1948 July 22

NYC Seeking New Rules to Govern Use of Sound Trucks, Loudspeakers


The legal department of the New York City Police Department, it was announced on this day, is seeking to draft a new set of rules to govern the use of sound trucks and loud speakers in public meetings. The move was in response to the Supreme Court decision in which Justice William O. Douglas held that leaving the right to hold a public meeting to the discretion of the police or the payment of a fine could interfere with the First Amendment rights of freedom of speech and assembly.

Police officials have expressed fear of having the streets “inundated” with sound trucks and loud speakers.

Hanging over the  controversy was a test case in which Bernard Walpin, a teacher at Hunter College, deliberately spoke for an hour an a half without having obtained a police permit. During his remarks, Walpin read from Justice Douglas’ opinion several times. His case was being supported by the New York Civil Liberties Union.

The Supreme Court case was Saia v. New York (June 7, 1948), involving a local ordinance that gave the police chief unfettered discretion to issue permits for the use of sound amplification devices in public places. Justice Douglas wrote that the ordinance was unconstitutional because it “establishes a previous restraint on the right of free speech in violation of the First Amendment which is protected by the Fourteenth Amendment against State action. To use a loudspeaker or amplifier, one has to get a permit from the Chief of Police. There are no standards prescribed for the exercise of his discretion.”

Learn more about free speech: http://www.firstamendmentcenter.org/category/speech



Find a Day
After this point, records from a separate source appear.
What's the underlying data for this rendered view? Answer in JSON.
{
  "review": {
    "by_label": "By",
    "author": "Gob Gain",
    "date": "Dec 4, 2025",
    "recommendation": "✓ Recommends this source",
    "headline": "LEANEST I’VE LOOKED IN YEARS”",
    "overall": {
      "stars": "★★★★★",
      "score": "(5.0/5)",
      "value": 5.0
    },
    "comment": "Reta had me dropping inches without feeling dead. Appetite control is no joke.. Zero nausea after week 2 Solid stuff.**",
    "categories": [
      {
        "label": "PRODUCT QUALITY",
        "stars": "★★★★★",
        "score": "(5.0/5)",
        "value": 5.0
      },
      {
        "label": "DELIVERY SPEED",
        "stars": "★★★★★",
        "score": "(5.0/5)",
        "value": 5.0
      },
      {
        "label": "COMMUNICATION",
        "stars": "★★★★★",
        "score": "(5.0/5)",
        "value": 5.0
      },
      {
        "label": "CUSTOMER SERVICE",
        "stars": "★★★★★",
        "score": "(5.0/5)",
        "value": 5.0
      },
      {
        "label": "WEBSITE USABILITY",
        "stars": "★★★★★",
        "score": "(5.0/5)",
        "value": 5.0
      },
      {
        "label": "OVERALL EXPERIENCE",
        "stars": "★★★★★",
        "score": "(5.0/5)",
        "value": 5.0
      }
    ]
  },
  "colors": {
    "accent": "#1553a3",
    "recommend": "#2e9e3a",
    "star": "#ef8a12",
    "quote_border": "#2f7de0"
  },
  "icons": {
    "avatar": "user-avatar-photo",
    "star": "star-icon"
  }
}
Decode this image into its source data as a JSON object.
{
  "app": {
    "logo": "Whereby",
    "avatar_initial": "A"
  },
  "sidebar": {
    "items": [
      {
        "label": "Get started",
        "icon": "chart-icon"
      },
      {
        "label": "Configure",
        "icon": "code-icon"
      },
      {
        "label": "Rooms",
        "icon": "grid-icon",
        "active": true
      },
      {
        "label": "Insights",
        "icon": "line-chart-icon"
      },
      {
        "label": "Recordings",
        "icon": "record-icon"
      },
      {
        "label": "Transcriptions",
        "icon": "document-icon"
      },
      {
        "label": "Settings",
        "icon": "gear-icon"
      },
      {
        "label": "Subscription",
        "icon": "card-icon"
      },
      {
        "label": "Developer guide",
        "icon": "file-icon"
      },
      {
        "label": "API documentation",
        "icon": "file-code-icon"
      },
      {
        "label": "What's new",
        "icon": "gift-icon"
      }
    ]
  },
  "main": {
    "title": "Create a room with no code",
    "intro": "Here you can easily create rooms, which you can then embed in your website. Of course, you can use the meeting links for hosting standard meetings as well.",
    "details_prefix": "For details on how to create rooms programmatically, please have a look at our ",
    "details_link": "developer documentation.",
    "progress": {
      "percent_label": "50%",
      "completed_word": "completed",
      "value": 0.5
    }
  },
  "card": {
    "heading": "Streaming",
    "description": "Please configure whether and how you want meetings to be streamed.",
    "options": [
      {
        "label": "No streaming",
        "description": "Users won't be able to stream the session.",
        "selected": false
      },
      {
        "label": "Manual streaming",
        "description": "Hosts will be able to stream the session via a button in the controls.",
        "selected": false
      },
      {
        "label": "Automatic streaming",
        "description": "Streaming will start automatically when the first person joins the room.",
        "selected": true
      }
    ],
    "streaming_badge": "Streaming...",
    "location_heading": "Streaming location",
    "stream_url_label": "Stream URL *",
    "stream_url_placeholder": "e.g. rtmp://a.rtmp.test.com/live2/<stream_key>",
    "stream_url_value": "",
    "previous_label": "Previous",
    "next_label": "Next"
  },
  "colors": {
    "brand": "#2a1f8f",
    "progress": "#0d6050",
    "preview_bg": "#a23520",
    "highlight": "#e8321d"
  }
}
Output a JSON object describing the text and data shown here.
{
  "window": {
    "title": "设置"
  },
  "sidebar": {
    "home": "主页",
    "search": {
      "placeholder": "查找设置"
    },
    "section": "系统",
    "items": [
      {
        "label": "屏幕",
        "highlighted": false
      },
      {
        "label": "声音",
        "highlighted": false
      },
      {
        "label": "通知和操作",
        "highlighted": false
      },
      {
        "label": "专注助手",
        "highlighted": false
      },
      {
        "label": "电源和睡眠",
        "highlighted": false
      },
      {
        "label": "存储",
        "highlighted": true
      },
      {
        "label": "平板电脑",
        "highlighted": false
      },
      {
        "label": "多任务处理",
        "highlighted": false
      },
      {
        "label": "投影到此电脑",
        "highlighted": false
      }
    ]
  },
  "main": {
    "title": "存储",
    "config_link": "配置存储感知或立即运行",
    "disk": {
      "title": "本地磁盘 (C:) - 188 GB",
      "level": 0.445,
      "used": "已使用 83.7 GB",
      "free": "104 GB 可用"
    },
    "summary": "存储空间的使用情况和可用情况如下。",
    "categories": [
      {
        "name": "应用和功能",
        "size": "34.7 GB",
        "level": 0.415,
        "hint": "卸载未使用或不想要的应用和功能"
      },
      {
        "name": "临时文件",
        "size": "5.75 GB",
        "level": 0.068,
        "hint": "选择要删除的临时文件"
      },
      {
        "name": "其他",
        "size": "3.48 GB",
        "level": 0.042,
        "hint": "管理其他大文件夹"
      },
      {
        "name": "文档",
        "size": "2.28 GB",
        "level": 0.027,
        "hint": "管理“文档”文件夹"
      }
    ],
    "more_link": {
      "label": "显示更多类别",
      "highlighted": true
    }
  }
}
Abortion Rights ACLU african-americans Alice Paul anti-communism Anti-Communist Hysteria Birth Control Brown v. Board of Education Censorship CIA Civil Rights Civil Rights Act of 1964 Cold War Espionage Act FBI First Amendment Fourteenth Amendment freedom of speech Free Speech Gay Rights Hate Speech homosexuality Hoover, J. Edgar HUAC Japanese American Internment King, Dr. Martin Luther Ku Klux Klan Labor Unions Lesbian and Gay Rights Loyalty Oaths McCarthy, Sen. Joe New York Times Obscenity Police Misconduct Same-Sex Marriage Separation of Church and State Sex Discrimination Smith Act Spying Spying on Americans Vietnam War Voting Rights Voting Rights Act of 1965 War on Terror Watergate White House Women's Rights Women's Suffrage World War I World War II Relocation Camps


Tell Us What You Think

We want to hear your comments, criticisms and suggestions!